New Albany Middle School students will host an anti-bully walk April 27 in conjunction with the high school's annual Peace Week.

New Albany Middle School students will host an anti-bully walk April 27 in conjunction with the high school's annual Peace Week.

"The (middle school) kids asked for the walk as a way to build anti-bullying compassion," said Zoe Guirlinger, president of Ultimate U Total Health, one of the event sponsors.

This is the third year for the Peace Week 2-mile walk and 5K run, but it is the first year that the middle school has become involved, asking participants to pledge their commitment to help prevent bullying.

Elizabeth Gonda, middle school dean of students, said the walk protesting bullying came from a group of eighth-graders, called Eagle Wings.

"This is the first year for this group in its current form, but it was born out of our longstanding mentor program," Gonda said. "My vision for the program is that it will empower those with an interest in leading to make a difference using service and character as the conduit for that empowerment. At the beginning of the school year, as we were brainstorming ideas of how to make a difference in our school and our community, the students generated the concept of a walk to protest bullying."

The anti-bullying sentiment fits the theme of Peace Week, which was started 13 years ago as a way for New Albany students to celebrate peace and speak out against school violence.

Guirlinger said the middle school students hope to raise $20,000 from the walk to bring Challenge Day to New Albany. Challenge Day, a nonprofit organization formed in 1987, provides one-day programs designed to build "connection and empathy" in grades 7-12 and fulfill the organization's mission "that every child lives in a world where they feel safe, loved and celebrated."

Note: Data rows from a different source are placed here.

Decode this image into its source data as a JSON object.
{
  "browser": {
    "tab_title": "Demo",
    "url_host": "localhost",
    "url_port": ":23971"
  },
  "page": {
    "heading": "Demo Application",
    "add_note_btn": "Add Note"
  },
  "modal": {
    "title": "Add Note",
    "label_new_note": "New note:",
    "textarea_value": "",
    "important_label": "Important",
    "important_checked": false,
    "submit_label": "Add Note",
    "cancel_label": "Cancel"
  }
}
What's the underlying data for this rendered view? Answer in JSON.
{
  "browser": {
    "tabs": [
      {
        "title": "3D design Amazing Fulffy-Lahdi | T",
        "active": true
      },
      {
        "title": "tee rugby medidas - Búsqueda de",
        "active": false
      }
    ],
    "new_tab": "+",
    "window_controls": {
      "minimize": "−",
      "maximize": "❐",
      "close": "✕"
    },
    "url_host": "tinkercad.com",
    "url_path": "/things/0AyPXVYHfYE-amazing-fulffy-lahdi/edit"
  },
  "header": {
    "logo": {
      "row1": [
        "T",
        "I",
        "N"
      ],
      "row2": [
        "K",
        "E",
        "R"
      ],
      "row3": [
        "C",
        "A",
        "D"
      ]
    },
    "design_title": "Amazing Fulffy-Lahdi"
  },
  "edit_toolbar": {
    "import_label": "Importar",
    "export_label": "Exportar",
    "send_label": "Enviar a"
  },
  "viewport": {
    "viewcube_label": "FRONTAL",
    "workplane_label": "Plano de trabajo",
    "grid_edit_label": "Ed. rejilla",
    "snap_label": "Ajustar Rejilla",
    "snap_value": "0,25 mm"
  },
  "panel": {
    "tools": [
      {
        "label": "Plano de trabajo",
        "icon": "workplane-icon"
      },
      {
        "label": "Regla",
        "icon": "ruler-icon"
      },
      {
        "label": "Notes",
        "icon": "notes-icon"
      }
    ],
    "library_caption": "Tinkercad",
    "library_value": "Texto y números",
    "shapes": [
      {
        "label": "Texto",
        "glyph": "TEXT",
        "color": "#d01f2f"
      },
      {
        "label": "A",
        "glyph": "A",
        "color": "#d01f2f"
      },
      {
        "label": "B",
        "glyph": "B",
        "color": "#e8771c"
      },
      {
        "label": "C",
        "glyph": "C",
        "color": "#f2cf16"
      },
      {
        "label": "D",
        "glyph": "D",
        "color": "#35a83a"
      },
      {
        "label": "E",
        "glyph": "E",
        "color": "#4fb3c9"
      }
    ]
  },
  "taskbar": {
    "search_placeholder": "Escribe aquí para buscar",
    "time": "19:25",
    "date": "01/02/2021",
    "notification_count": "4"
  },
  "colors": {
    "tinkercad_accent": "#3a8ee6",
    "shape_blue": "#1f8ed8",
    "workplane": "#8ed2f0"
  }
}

The walk is free for students and school staff members. Community members will pay $15 to participate, Guirlinger said.

"Although the students requested that there not be any charge to participate in the walk and that participants simply needed to sign a pro-peace pledge, there are avenues for leveled sponsorship," Gonda said. "All proceeds collected through community participation and leveled sponsorship will go toward bringing the Challenge Day program to New Albany Middle School."

For the March 14 kickoff for the walk and run at New Albany Middle School, 300 students signed up for both events.

"The only reason they stopped signing up was because we ran out of forms," Guirlinger said.

Students, school staff members and community members may register for either the walk or run through April 13 at

To make the walk a schoolwide event, Guirlinger said, students in the two elementary schools are making anti-bullying posters to promote the walk, and the students will be invited to be on the sidelines on the day of the event, cheering for their peers during the walk.

"The students live and breathe the culture of our schools each and every day. They, more than any parent or teacher, are inherently aware of the importance of an anti-bullying movement," Gonda said. "We as adults will not change this culture alone."

Gonda said the walk would strengthen the students' resolve as they walk alongside adults.

"If we as the adults of the community stand beside these children as they walk for the respect and honor that each child deserves, the power of this one 2-mile walk will reach far into the future," Gonda said. "At one of our Eagle Wings' meetings, the students were discussing the power of partnering with the community. They felt that knowing that everywhere they went - from the bus stop to the classroom, from Market Street to Eagle Stadium - that there would be an adult looking out for them, that it would make all the difference."